Aim of the task
The response must consist of each line in the listing that has the word "同步定时器" in it.

Given entries
________________

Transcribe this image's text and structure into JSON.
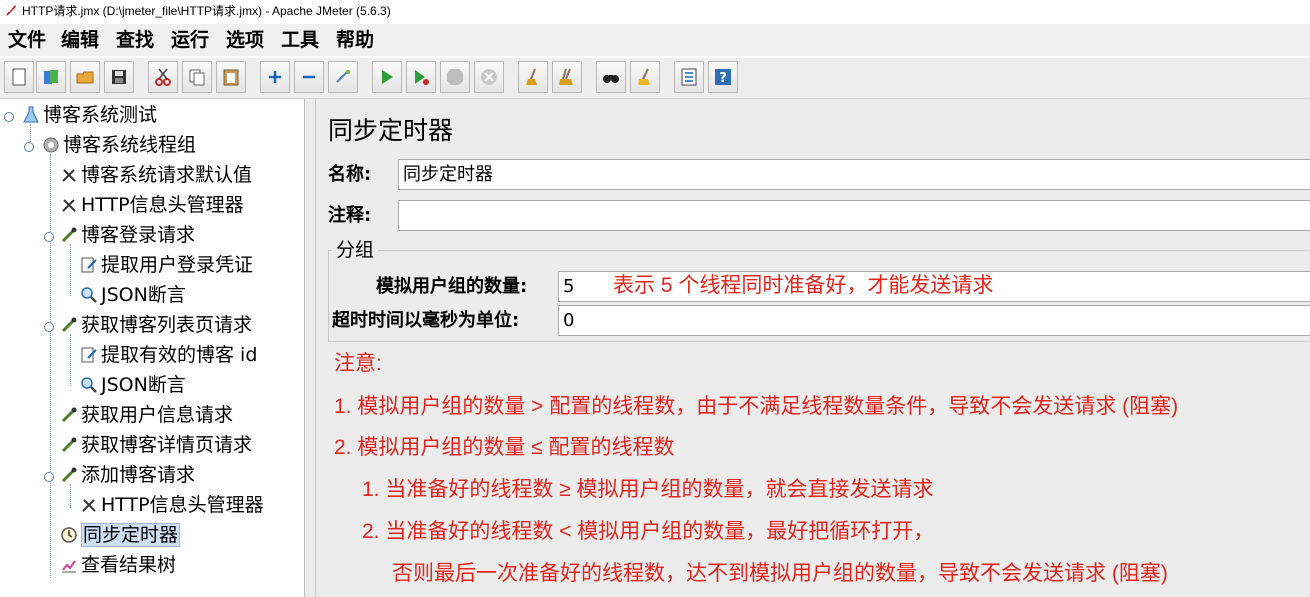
{
  "window": {
    "title": "HTTP请求.jmx (D:\\jmeter_file\\HTTP请求.jmx) - Apache JMeter (5.6.3)"
  },
  "menu": [
    "文件",
    "编辑",
    "查找",
    "运行",
    "选项",
    "工具",
    "帮助"
  ],
  "toolbar": [
    {
      "name": "new-icon"
    },
    {
      "name": "templates-icon"
    },
    {
      "name": "open-icon"
    },
    {
      "name": "save-icon"
    },
    {
      "name": "cut-icon"
    },
    {
      "name": "copy-icon"
    },
    {
      "name": "paste-icon"
    },
    {
      "name": "expand-icon"
    },
    {
      "name": "collapse-icon"
    },
    {
      "name": "toggle-icon"
    },
    {
      "name": "start-icon"
    },
    {
      "name": "start-no-pause-icon"
    },
    {
      "name": "stop-icon"
    },
    {
      "name": "shutdown-icon"
    },
    {
      "name": "clear-icon"
    },
    {
      "name": "clear-all-icon"
    },
    {
      "name": "search-icon"
    },
    {
      "name": "reset-search-icon"
    },
    {
      "name": "function-helper-icon"
    },
    {
      "name": "help-icon"
    }
  ],
  "tree": [
    {
      "label": "博客系统测试",
      "icon": "flask-icon"
    },
    {
      "label": "博客系统线程组",
      "icon": "gear-icon"
    },
    {
      "label": "博客系统请求默认值",
      "icon": "wrench-icon"
    },
    {
      "label": "HTTP信息头管理器",
      "icon": "wrench-icon"
    },
    {
      "label": "博客登录请求",
      "icon": "pipette-icon"
    },
    {
      "label": "提取用户登录凭证",
      "icon": "extractor-icon"
    },
    {
      "label": "JSON断言",
      "icon": "magnifier-icon"
    },
    {
      "label": "获取博客列表页请求",
      "icon": "pipette-icon"
    },
    {
      "label": "提取有效的博客 id",
      "icon": "extractor-icon"
    },
    {
      "label": "JSON断言",
      "icon": "magnifier-icon"
    },
    {
      "label": "获取用户信息请求",
      "icon": "pipette-icon"
    },
    {
      "label": "获取博客详情页请求",
      "icon": "pipette-icon"
    },
    {
      "label": "添加博客请求",
      "icon": "pipette-icon"
    },
    {
      "label": "HTTP信息头管理器",
      "icon": "wrench-icon"
    },
    {
      "label": "同步定时器",
      "icon": "timer-icon"
    },
    {
      "label": "查看结果树",
      "icon": "chart-icon"
    }
  ],
  "panel": {
    "title": "同步定时器",
    "name_label": "名称:",
    "name_value": "同步定时器",
    "comment_label": "注释:",
    "comment_value": "",
    "group_title": "分组",
    "num_users_label": "模拟用户组的数量:",
    "num_users_value": "5",
    "timeout_label": "超时时间以毫秒为单位:",
    "timeout_value": "0"
  },
  "annotations": {
    "inline_note": "表示 5 个线程同时准备好，才能发送请求",
    "note_title": "注意:",
    "line1": "1. 模拟用户组的数量 > 配置的线程数，由于不满足线程数量条件，导致不会发送请求 (阻塞)",
    "line2": "2. 模拟用户组的数量 ≤ 配置的线程数",
    "line2_1": "1. 当准备好的线程数 ≥ 模拟用户组的数量，就会直接发送请求",
    "line2_2": "2. 当准备好的线程数 < 模拟用户组的数量，最好把循环打开，",
    "line2_2b": "否则最后一次准备好的线程数，达不到模拟用户组的数量，导致不会发送请求 (阻塞)"
  },
  "colors": {
    "annotation": "#e0261d",
    "selection": "#cfe0f5"
  }
}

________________

Response to this exercise
      "label": "同步定时器",
    "title": "同步定时器",
    "name_value": "同步定时器",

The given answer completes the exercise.